The students of Adharshila School in Sendhwa set up to provide quality education to adivasis have to spend on an average about two hundred rupees a month on their education even after there being a considerable amount of subsidy in the form of teachers' and administrators' fees. Moreover the hostelers are not always able to pay in full the hostel and mess fees and so some subsidy has to be provided for this also. Another school being run for adivasis in Kakrana village in Alirajpur district too faces the same problem.
A boy from this school in Alirajpur secured 82% marks in the secondary school examinations at the class ten level in 2008. He has now been brought to Indore to pursue his studies in a private school and to prepare him for competitive entrance examinations for elite engineering institutes. The cost of schooling and coaching is coming to about rupees 2500 per month. This is apart from the cost of living expenses. This is an exorbitant sum that his parents cannot afford under any circumstances and he is able to get this kind of education only because of grant support. Thus poverty effectively closes the door to quality education for children of the poor.
Thus malnutrition and poor education are the two very serious problems facing the children of the poor and there seems to be no solution in sight. The students of the Adharshila school conducted a survey on the causes of malnutrition by trying to enumerate the extent of the loss of bio diversity in the Sendhwa region over time. They found that there had been a significant reduction in the intake of nutritious food due to the disappearance of various agricultural crops and herbs and fruits. The change in agriculture from a diversified subsistence regime to a mono-cropped commercial regime combined with massive deforestation was to blame for this. These are all manifestations of a profit oriented global economic system that externalises the social and environmental costs of such profit making. The picture below shows the children of Adharshila school working on a plot of vegetables that they have planted in the school campus.
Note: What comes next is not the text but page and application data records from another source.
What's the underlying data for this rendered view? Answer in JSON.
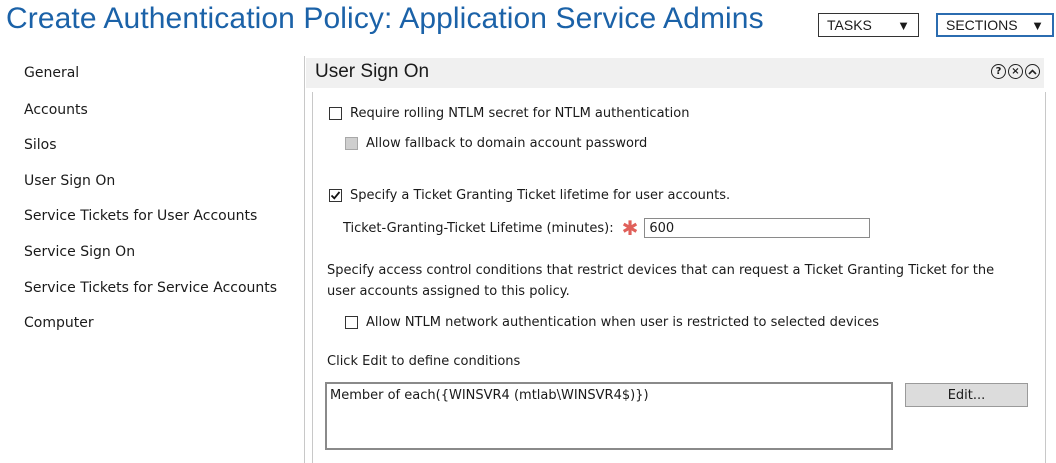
{
  "header": {
    "title": "Create Authentication Policy: Application Service Admins",
    "tasks_label": "TASKS",
    "sections_label": "SECTIONS"
  },
  "nav": {
    "items": [
      {
        "label": "General"
      },
      {
        "label": "Accounts"
      },
      {
        "label": "Silos"
      },
      {
        "label": "User Sign On"
      },
      {
        "label": "Service Tickets for User Accounts"
      },
      {
        "label": "Service Sign On"
      },
      {
        "label": "Service Tickets for Service Accounts"
      },
      {
        "label": "Computer"
      }
    ]
  },
  "panel": {
    "title": "User Sign On",
    "icons": {
      "help": "?",
      "close": "×",
      "collapse": "^"
    },
    "ntlm_secret_label": "Require rolling NTLM secret for NTLM authentication",
    "ntlm_secret_checked": false,
    "fallback_label": "Allow fallback to domain account password",
    "fallback_enabled": false,
    "tgt_label": "Specify a Ticket Granting Ticket lifetime for user accounts.",
    "tgt_checked": true,
    "tgt_lifetime_label": "Ticket-Granting-Ticket Lifetime (minutes):",
    "required_marker": "✱",
    "tgt_lifetime_value": "600",
    "access_control_text_line1": "Specify access control conditions that restrict devices that can request a Ticket Granting Ticket for the",
    "access_control_text_line2": "user accounts assigned to this policy.",
    "ntlm_network_label": "Allow NTLM network authentication when user is restricted to selected devices",
    "ntlm_network_checked": false,
    "edit_hint": "Click Edit to define conditions",
    "conditions_value": "Member of each({WINSVR4 (mtlab\\WINSVR4$)})",
    "edit_button_label": "Edit..."
  }
}
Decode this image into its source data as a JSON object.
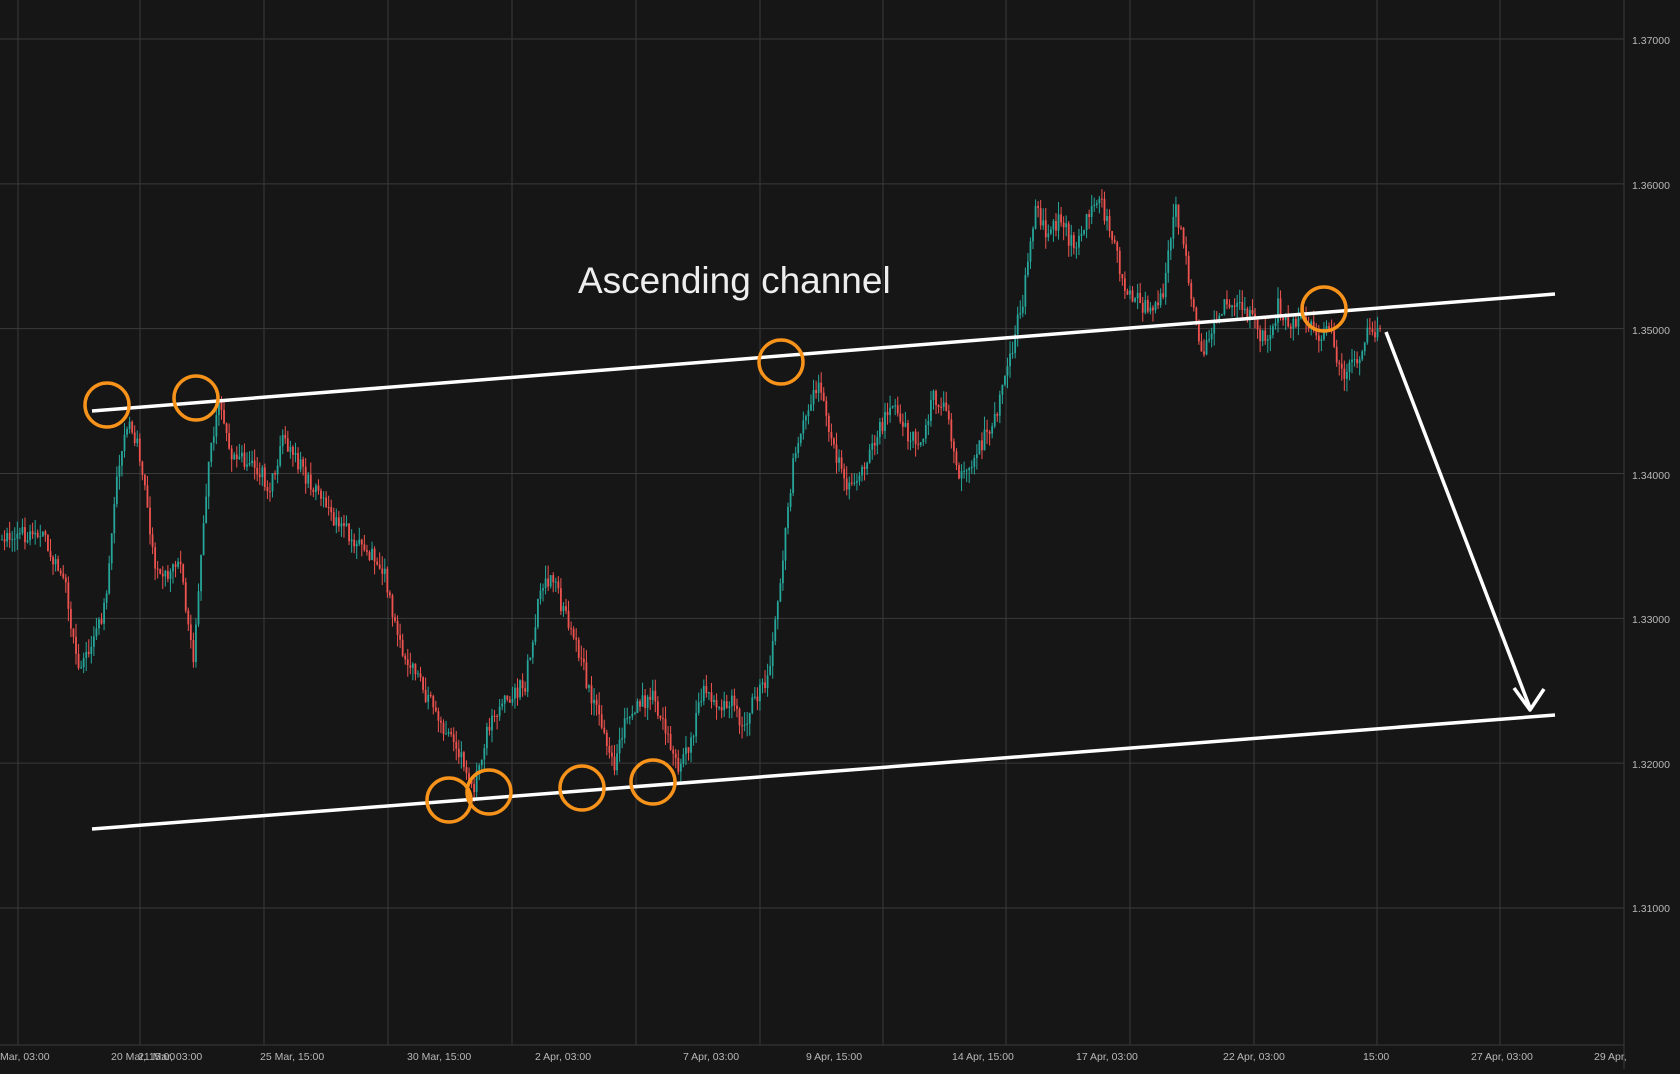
{
  "colors": {
    "background": "#161616",
    "grid": "#3a3a3a",
    "axis_text": "#b8b8b8",
    "bull_candle": "#26a69a",
    "bear_candle": "#ef5350",
    "channel_line": "#ffffff",
    "touch_marker": "#f7931a",
    "annotation_text": "#eeeeee"
  },
  "chart_data": {
    "type": "candlestick",
    "title": "",
    "annotations": [
      {
        "text": "Ascending channel"
      }
    ],
    "y_axis": {
      "position": "right",
      "range": [
        1.3,
        1.372
      ],
      "ticks": [
        "1.37000",
        "1.36000",
        "1.35000",
        "1.34000",
        "1.33000",
        "1.32000",
        "1.31000"
      ]
    },
    "x_axis": {
      "labels": [
        "Mar, 03:00",
        "20 Mar, 15:00",
        "21 Mar, 03:00",
        "25 Mar, 15:00",
        "30 Mar, 15:00",
        "2 Apr, 03:00",
        "7 Apr, 03:00",
        "9 Apr, 15:00",
        "14 Apr, 15:00",
        "17 Apr, 03:00",
        "22 Apr, 03:00",
        "15:00",
        "27 Apr, 03:00",
        "29 Apr,"
      ]
    },
    "grid": true,
    "price_path": [
      [
        0,
        1.3355
      ],
      [
        3,
        1.336
      ],
      [
        5,
        1.332
      ],
      [
        6,
        1.3265
      ],
      [
        7,
        1.3285
      ],
      [
        8,
        1.3305
      ],
      [
        9,
        1.3395
      ],
      [
        10,
        1.344
      ],
      [
        11,
        1.3405
      ],
      [
        12,
        1.333
      ],
      [
        14,
        1.3335
      ],
      [
        15,
        1.327
      ],
      [
        16,
        1.339
      ],
      [
        17,
        1.3455
      ],
      [
        18,
        1.3415
      ],
      [
        20,
        1.3405
      ],
      [
        21,
        1.339
      ],
      [
        22,
        1.3425
      ],
      [
        24,
        1.3395
      ],
      [
        26,
        1.337
      ],
      [
        28,
        1.335
      ],
      [
        29,
        1.3345
      ],
      [
        30,
        1.333
      ],
      [
        31,
        1.3285
      ],
      [
        33,
        1.325
      ],
      [
        35,
        1.322
      ],
      [
        36,
        1.3205
      ],
      [
        37,
        1.318
      ],
      [
        38,
        1.3225
      ],
      [
        39,
        1.324
      ],
      [
        41,
        1.3255
      ],
      [
        42,
        1.331
      ],
      [
        43,
        1.333
      ],
      [
        44,
        1.3305
      ],
      [
        45,
        1.3285
      ],
      [
        46,
        1.325
      ],
      [
        47,
        1.3225
      ],
      [
        48,
        1.3195
      ],
      [
        49,
        1.3235
      ],
      [
        50,
        1.324
      ],
      [
        51,
        1.3245
      ],
      [
        52,
        1.322
      ],
      [
        53,
        1.32
      ],
      [
        54,
        1.3215
      ],
      [
        55,
        1.3255
      ],
      [
        56,
        1.324
      ],
      [
        57,
        1.3245
      ],
      [
        58,
        1.3225
      ],
      [
        59,
        1.3245
      ],
      [
        60,
        1.3255
      ],
      [
        61,
        1.3325
      ],
      [
        62,
        1.3405
      ],
      [
        63,
        1.344
      ],
      [
        64,
        1.3465
      ],
      [
        65,
        1.3425
      ],
      [
        66,
        1.3395
      ],
      [
        67,
        1.339
      ],
      [
        68,
        1.3415
      ],
      [
        69,
        1.3435
      ],
      [
        70,
        1.345
      ],
      [
        71,
        1.3425
      ],
      [
        72,
        1.342
      ],
      [
        73,
        1.3455
      ],
      [
        74,
        1.3445
      ],
      [
        75,
        1.3395
      ],
      [
        76,
        1.3405
      ],
      [
        77,
        1.3425
      ],
      [
        78,
        1.3445
      ],
      [
        79,
        1.348
      ],
      [
        80,
        1.352
      ],
      [
        81,
        1.3585
      ],
      [
        82,
        1.3565
      ],
      [
        83,
        1.3575
      ],
      [
        84,
        1.3555
      ],
      [
        85,
        1.3575
      ],
      [
        86,
        1.359
      ],
      [
        87,
        1.356
      ],
      [
        88,
        1.353
      ],
      [
        89,
        1.352
      ],
      [
        90,
        1.351
      ],
      [
        91,
        1.3525
      ],
      [
        92,
        1.3585
      ],
      [
        93,
        1.3535
      ],
      [
        94,
        1.3485
      ],
      [
        95,
        1.35
      ],
      [
        96,
        1.352
      ],
      [
        97,
        1.352
      ],
      [
        98,
        1.3505
      ],
      [
        99,
        1.349
      ],
      [
        100,
        1.3515
      ],
      [
        101,
        1.3505
      ],
      [
        102,
        1.351
      ],
      [
        103,
        1.3495
      ],
      [
        104,
        1.35
      ],
      [
        105,
        1.347
      ],
      [
        106,
        1.3475
      ],
      [
        107,
        1.3495
      ],
      [
        108,
        1.35
      ]
    ]
  }
}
2 comments:

lamp post said...

I read in HT last year that both teachers and students in many MCD schools in national capital, are suffering from anaemia. We are not able to give our children proper drinking water and education, and we are holding coommon-wealth games in national capital.

Rahul Banerjee said...

our nation has skewed priorities. we are spending crores of rupees on sending a space mission to the moon. the small holder agriculturists and the landless are in desperate circumstances in the rural areas and it is they who also constitute the urban poor through migration. There is no coherent policy on the part of the government to address the problems of this vast majority in this country.